### WHAT THE TASK ASKS
Work through the entries below and show every line in which "Answer" is found.

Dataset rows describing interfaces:
• • • • •
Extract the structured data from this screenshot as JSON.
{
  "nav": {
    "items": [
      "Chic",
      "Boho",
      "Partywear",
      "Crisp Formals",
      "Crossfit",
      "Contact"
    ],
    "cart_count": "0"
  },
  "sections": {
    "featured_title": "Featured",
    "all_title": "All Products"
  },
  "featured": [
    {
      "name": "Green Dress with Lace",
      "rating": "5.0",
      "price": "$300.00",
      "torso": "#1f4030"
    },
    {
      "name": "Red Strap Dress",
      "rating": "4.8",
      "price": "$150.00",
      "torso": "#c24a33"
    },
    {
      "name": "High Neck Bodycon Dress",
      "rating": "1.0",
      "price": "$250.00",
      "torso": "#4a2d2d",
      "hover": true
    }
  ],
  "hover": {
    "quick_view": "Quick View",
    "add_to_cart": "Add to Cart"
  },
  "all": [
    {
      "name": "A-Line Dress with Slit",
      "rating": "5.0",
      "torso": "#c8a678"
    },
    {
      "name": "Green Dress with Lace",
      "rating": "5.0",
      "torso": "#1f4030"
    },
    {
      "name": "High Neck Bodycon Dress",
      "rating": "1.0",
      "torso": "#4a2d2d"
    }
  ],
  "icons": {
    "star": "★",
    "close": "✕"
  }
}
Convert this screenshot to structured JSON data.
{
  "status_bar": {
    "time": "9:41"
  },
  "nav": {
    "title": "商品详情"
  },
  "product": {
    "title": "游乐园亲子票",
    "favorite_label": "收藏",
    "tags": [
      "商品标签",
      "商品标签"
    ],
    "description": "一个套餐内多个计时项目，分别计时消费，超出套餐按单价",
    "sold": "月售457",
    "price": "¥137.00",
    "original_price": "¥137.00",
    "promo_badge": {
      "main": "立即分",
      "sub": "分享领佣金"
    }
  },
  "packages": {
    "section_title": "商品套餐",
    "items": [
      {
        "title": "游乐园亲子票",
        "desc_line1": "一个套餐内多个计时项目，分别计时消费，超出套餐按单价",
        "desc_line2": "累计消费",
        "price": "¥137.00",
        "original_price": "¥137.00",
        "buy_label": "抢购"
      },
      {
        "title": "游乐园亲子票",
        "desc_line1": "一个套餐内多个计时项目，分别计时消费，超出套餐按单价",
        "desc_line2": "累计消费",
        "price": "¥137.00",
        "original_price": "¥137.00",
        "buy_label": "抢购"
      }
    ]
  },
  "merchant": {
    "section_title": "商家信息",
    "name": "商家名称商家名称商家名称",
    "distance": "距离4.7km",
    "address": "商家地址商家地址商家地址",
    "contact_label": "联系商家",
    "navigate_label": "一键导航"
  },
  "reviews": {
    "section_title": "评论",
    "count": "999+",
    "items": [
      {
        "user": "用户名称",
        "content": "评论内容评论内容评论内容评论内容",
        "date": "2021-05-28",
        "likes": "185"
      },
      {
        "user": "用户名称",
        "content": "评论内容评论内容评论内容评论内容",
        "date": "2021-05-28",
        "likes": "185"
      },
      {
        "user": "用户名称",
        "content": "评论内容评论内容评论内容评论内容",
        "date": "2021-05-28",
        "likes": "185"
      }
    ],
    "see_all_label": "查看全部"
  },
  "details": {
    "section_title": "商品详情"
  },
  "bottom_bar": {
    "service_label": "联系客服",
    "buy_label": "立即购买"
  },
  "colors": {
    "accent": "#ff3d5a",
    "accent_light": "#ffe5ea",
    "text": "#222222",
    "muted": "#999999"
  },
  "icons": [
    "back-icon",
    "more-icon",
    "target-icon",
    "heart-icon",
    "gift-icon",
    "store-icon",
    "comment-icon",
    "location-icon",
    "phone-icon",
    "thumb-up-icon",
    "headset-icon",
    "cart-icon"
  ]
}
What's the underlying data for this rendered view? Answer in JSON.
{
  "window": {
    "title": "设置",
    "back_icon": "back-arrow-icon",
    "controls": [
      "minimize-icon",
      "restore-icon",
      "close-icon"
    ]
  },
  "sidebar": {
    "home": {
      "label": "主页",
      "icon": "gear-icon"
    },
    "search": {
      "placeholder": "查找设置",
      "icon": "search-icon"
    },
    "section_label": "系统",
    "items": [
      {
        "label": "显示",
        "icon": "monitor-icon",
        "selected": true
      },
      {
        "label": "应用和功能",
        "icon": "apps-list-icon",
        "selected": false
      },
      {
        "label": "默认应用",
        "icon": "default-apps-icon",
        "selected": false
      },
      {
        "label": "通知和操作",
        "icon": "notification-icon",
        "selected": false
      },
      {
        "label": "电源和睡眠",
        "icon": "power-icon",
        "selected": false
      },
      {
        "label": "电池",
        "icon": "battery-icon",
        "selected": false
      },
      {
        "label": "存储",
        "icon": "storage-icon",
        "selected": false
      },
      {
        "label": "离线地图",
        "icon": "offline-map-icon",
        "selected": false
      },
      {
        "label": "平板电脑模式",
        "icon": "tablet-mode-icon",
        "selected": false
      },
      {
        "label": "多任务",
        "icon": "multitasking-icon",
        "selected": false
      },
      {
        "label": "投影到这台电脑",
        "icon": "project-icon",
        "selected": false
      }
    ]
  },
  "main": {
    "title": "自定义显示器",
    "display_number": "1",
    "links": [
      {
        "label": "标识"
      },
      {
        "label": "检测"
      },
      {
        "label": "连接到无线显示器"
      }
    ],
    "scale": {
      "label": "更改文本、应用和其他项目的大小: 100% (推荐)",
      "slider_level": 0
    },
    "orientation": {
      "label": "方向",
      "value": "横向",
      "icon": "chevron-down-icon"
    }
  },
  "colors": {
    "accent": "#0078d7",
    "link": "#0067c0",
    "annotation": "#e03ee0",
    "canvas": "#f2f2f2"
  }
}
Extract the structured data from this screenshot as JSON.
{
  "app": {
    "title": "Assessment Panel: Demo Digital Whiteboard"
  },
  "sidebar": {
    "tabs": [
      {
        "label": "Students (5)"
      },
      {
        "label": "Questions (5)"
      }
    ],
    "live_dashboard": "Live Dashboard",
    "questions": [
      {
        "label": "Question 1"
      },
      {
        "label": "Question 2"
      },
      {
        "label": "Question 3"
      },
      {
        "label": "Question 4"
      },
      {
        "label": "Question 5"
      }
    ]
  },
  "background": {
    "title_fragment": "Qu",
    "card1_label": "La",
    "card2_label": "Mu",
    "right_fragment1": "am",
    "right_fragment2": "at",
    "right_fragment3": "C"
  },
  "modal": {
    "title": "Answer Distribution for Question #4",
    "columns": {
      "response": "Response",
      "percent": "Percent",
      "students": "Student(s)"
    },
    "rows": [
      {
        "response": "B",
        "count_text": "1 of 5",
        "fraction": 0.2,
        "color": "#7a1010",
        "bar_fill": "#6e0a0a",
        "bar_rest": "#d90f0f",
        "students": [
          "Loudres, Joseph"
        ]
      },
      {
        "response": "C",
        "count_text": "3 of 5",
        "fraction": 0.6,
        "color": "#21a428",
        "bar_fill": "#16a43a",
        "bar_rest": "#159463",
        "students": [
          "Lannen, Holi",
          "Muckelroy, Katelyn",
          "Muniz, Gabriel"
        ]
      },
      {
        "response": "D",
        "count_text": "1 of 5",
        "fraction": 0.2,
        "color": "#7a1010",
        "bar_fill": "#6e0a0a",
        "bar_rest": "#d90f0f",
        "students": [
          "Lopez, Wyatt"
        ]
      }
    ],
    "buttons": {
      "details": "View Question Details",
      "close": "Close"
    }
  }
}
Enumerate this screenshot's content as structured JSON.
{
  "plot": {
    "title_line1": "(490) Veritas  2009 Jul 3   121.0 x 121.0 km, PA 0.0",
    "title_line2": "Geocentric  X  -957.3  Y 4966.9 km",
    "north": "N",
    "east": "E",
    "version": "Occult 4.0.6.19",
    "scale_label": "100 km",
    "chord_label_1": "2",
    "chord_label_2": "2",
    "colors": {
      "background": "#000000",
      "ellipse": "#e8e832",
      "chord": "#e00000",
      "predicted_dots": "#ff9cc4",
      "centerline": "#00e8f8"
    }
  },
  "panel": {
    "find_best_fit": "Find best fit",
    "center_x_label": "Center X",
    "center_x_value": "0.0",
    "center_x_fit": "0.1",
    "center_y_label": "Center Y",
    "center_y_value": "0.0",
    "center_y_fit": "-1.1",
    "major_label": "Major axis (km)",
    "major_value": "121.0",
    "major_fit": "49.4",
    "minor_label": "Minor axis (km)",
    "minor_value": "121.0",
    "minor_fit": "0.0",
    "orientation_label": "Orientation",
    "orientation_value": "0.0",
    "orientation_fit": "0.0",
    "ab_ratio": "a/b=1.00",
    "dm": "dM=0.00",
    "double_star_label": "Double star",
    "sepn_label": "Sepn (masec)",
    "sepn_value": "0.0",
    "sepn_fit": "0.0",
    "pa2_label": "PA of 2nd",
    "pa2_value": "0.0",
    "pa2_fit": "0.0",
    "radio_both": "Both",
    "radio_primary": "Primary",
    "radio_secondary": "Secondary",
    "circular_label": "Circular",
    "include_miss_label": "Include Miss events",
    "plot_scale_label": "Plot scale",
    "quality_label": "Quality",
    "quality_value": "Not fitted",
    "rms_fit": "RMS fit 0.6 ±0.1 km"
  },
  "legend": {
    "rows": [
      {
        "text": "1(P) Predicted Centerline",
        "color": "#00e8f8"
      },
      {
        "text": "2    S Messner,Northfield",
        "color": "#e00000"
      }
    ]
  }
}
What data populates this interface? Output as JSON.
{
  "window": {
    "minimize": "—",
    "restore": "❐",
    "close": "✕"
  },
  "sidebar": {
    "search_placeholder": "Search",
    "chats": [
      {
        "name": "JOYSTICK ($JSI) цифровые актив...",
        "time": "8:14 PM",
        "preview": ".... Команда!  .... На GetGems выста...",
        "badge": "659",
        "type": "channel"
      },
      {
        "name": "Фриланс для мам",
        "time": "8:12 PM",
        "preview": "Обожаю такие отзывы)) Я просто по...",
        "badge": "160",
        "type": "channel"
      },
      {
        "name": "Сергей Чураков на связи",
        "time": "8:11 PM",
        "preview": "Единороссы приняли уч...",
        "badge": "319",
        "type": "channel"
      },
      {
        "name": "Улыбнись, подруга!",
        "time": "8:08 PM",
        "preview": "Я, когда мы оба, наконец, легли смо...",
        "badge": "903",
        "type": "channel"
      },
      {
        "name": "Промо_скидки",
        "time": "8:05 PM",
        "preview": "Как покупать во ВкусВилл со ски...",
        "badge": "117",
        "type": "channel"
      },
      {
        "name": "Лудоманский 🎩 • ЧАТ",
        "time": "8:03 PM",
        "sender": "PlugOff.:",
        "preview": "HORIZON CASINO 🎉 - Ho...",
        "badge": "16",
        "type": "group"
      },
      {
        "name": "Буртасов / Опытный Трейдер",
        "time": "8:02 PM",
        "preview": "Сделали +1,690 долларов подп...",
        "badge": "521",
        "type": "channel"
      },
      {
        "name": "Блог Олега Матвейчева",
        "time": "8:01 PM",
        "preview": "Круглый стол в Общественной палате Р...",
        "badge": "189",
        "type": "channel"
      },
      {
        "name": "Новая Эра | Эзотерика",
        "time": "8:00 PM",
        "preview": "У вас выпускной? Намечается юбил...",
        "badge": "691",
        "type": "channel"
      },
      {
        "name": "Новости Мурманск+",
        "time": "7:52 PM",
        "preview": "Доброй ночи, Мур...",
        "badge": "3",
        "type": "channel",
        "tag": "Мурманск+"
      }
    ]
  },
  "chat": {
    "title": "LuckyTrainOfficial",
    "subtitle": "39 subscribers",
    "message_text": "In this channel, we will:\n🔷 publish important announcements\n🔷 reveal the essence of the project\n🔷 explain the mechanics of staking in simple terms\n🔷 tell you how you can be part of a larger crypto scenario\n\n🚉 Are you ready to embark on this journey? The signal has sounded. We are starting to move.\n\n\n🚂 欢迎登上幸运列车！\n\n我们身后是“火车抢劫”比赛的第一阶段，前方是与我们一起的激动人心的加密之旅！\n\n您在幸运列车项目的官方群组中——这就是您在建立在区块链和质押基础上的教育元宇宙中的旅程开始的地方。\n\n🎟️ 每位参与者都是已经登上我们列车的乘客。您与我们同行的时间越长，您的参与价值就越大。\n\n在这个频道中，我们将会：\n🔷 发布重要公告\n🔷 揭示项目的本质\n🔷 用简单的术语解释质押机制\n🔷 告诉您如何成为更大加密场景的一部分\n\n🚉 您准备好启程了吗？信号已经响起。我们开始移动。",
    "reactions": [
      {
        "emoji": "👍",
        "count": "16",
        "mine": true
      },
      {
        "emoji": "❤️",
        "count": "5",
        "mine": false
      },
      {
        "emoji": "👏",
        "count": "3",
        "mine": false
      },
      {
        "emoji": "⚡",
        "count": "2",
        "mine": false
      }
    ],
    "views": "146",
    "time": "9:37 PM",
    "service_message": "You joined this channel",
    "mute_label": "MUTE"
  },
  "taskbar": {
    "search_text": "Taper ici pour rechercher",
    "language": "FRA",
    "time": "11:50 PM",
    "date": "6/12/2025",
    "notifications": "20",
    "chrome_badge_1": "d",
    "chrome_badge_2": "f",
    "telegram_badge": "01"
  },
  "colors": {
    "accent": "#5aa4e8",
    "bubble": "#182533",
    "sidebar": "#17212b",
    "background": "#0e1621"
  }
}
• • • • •
### SOLUTION
What's the underlying data for this rendered view? Answer in JSON.
    "title": "Answer Distribution for Question #4",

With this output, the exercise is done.